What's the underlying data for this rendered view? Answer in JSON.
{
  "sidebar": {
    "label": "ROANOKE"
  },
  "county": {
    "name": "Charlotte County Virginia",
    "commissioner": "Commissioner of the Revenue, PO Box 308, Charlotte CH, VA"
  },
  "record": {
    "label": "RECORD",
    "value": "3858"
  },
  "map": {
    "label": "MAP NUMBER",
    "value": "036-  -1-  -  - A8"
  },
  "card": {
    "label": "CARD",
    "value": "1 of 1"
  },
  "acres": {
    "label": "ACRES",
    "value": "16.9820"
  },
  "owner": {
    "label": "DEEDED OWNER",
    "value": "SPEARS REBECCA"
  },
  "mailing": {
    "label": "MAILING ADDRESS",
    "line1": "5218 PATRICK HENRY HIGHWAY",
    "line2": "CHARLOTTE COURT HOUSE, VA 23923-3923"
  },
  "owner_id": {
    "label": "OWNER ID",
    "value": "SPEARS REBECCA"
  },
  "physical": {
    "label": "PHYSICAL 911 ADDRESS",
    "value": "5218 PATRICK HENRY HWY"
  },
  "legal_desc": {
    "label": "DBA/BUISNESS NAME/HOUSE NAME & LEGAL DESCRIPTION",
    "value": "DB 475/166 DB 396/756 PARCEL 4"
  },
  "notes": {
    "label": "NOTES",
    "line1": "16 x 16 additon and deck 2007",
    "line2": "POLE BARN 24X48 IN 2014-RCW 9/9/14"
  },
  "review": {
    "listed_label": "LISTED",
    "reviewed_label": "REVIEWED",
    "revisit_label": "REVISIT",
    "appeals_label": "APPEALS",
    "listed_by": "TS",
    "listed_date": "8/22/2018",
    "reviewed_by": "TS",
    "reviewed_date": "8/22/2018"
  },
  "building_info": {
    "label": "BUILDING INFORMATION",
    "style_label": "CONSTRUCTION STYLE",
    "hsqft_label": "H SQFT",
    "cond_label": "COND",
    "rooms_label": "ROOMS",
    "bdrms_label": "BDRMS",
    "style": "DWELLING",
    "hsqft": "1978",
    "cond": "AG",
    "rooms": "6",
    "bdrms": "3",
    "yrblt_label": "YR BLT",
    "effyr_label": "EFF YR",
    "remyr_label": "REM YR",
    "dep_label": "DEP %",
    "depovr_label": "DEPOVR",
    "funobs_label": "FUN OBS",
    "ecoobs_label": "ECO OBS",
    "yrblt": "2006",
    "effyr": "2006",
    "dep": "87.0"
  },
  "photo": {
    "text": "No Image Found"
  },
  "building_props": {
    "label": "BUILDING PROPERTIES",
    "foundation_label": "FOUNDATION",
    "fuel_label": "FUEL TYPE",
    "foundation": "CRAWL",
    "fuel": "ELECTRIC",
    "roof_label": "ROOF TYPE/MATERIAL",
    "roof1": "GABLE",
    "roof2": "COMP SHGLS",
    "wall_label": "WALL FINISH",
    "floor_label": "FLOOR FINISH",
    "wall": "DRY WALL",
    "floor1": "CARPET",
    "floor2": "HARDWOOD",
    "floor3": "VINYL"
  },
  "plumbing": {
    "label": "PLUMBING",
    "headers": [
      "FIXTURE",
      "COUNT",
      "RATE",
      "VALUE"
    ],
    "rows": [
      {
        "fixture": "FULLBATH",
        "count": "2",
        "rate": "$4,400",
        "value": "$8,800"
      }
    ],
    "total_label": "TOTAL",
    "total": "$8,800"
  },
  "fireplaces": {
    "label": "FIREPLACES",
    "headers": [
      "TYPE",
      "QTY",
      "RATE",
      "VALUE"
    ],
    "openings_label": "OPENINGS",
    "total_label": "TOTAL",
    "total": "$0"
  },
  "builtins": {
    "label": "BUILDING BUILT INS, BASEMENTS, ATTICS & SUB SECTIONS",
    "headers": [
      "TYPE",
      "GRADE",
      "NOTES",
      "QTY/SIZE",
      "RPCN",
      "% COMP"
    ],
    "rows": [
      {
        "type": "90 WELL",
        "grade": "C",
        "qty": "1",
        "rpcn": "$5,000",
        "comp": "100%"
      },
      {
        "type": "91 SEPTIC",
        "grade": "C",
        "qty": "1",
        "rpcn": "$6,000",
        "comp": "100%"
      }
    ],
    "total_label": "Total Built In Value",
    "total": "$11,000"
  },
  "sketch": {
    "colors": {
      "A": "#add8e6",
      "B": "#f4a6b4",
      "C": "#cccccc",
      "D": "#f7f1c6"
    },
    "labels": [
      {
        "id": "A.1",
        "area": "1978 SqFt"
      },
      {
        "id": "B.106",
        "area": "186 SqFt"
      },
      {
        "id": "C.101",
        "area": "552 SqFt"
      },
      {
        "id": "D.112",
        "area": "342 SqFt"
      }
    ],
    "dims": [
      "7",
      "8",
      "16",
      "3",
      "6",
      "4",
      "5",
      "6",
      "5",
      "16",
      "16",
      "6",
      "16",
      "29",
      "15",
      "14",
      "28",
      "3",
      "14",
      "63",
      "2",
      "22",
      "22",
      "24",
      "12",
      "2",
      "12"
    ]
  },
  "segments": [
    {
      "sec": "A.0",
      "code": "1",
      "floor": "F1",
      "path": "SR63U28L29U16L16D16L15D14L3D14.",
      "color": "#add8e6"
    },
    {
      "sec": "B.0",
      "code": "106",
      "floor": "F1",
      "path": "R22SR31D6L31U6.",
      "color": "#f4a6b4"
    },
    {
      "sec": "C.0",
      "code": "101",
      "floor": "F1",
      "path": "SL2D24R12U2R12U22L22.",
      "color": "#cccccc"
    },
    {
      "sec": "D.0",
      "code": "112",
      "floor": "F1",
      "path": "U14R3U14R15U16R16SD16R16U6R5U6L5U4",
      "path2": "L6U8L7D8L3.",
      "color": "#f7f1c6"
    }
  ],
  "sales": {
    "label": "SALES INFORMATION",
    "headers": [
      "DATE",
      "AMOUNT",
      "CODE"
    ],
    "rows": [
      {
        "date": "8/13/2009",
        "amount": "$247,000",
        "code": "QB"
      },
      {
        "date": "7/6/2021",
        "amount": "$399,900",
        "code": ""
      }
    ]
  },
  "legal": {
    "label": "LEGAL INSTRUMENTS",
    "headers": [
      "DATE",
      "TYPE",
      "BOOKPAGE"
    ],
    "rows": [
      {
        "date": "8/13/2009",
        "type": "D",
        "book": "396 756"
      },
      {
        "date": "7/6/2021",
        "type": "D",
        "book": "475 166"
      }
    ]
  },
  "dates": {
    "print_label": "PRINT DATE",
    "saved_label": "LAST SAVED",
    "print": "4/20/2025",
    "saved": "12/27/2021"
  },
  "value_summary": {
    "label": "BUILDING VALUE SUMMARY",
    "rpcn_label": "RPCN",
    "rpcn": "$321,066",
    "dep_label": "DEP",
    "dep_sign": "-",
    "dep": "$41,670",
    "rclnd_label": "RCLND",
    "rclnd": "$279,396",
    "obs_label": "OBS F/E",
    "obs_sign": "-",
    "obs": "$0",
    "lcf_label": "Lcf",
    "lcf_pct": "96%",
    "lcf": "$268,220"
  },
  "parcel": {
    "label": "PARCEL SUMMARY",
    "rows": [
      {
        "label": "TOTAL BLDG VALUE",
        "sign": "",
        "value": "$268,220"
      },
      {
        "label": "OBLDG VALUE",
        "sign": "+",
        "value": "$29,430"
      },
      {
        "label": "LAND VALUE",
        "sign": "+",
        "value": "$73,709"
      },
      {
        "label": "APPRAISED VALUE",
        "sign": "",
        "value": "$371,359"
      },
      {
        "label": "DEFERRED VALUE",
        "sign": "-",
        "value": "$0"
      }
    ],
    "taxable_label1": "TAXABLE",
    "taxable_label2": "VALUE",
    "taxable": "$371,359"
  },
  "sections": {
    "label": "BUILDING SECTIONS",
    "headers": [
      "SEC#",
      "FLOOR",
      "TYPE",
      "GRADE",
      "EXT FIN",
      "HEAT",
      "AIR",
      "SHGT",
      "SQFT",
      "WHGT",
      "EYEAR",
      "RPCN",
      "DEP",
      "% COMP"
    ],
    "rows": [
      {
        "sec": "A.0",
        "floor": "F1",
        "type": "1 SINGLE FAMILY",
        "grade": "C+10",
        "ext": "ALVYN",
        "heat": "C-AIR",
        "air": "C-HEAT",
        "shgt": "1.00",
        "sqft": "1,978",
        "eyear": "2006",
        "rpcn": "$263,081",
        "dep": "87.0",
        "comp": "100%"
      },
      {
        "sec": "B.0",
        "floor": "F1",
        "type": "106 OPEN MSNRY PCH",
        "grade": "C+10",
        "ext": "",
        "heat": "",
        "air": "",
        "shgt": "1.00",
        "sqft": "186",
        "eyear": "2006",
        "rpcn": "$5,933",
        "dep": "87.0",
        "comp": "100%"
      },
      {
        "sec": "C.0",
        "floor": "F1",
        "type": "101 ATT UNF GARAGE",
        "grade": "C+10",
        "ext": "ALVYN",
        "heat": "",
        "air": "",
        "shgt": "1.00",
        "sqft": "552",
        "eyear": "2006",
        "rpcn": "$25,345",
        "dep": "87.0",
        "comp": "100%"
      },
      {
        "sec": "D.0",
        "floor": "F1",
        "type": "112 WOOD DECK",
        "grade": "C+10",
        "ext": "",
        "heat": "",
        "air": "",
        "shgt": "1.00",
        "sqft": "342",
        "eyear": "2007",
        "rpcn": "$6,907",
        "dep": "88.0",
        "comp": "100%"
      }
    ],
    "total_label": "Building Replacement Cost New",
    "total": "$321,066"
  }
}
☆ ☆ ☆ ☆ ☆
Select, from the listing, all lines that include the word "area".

◆ TASK RESULT ◆
        "area": "1978 SqFt"
        "area": "186 SqFt"
        "area": "552 SqFt"
        "area": "342 SqFt"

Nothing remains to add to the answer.